Shameless spitacular stylistic slurred shittalking speech. Style? Strange. Thirstin Howl III represents a kind of MC to whom “flowing” is probably not a first priority. Sticking to the script? Screw that.
Thirstin’s career probably would not exist without a burgeoning indie rap scene and a well-received guest appearance on the Rawkus “Soundbombing 2” compilation. This isn’t entirely a bad thing. Thirstin Howl as a rapper depends entirely on his punchlines; and many of them are drop-dead funny. He occasionally misses the mark by a mile with lines like “Don’t call me ‘Dunn’, ’til I’m finished” on “The Polo Rican” but makes up for it by making hilariously un-PC statements like “Every broad got a hoe of her own; share the wealth – bring the bitch home!” on “I Wanna Watch.” In fact, the latter is Thirstin’s ode to how his homegirl eats pussy BETTER than he does. Not since Big Punisher has ANY rapper (Latino or otherwise) been so up front about the pleasures of oral sex.
The flipside of the equation is that Thirstin’s style can quickly get tiresome.
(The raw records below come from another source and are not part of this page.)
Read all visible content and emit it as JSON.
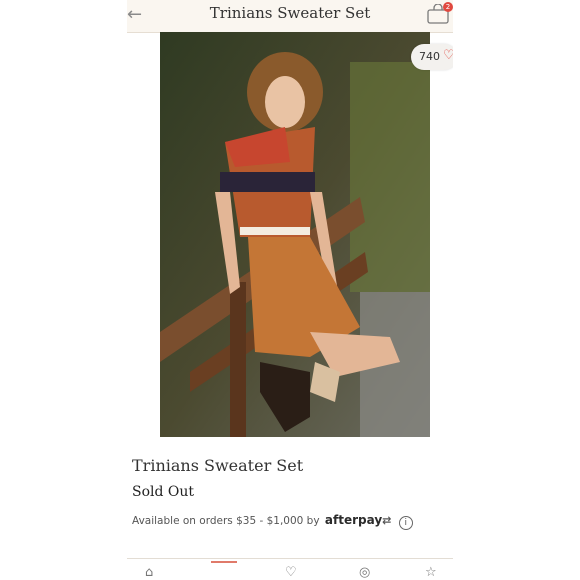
{
  "header": {
    "title": "Trinians Sweater Set",
    "cart_count": "2"
  },
  "likes": {
    "count": "740"
  },
  "product": {
    "title": "Trinians Sweater Set",
    "status": "Sold Out",
    "payment_text": "Available on orders $35 - $1,000 by",
    "afterpay_brand": "afterpay"
  },
  "icons": [
    "back-arrow-icon",
    "shopping-bag-icon",
    "heart-icon",
    "info-icon",
    "hanger-icon",
    "home-icon",
    "heart-nav-icon",
    "compass-icon",
    "star-icon"
  ]
}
If he was rapping to Skrew music, his obnoxiously slow flow might be perfect – but over hardcore New York beats by the likes of Willtell and PF Cuttin, it seems almost off-tempo. That’s not the biggest downside to this CD. This self-manufactured and distributed release serves as a showcase for Thirstin’s talents, but also for the good reasons to be signed to a record label. Production quality is ALL over the map. Even songs like “Russian Roulette” that have a cameo from Brooklyn Academy (including Pumpkinhead) and a slamming beat suffer. Within the first thirty seconds of the song you will hear a “skip” that indicates the song was not laid cleanly onto tape. From one song to the next the volume level changes enough that you’ll be constantly adjusting your stereo or headset volume.
To be entirely fair, Thirstin Howl’s album is fun to listen to. Amusing songs like “Stole” (which in part reinterprets Black Rob’s “Whoa”), “How Many Babbee Mova’s” and the Eminem duet track “Watch Deez” are still worth the price of admission. Thirstin Howl’s style, for better or worse, is best served in small doses. Even on a well-produced, well-mastered album, this basic truth would not change. Regardless this album is still held back more by shitty production than shitty rapping. Thirstin needs a professionally produced six track EP that equals the quality of his “Brooklyn Hard Rock” track from “Soundbombing 2” to really turn heads. Until then, self-released albums such as this one are strictly for his die-hard fans.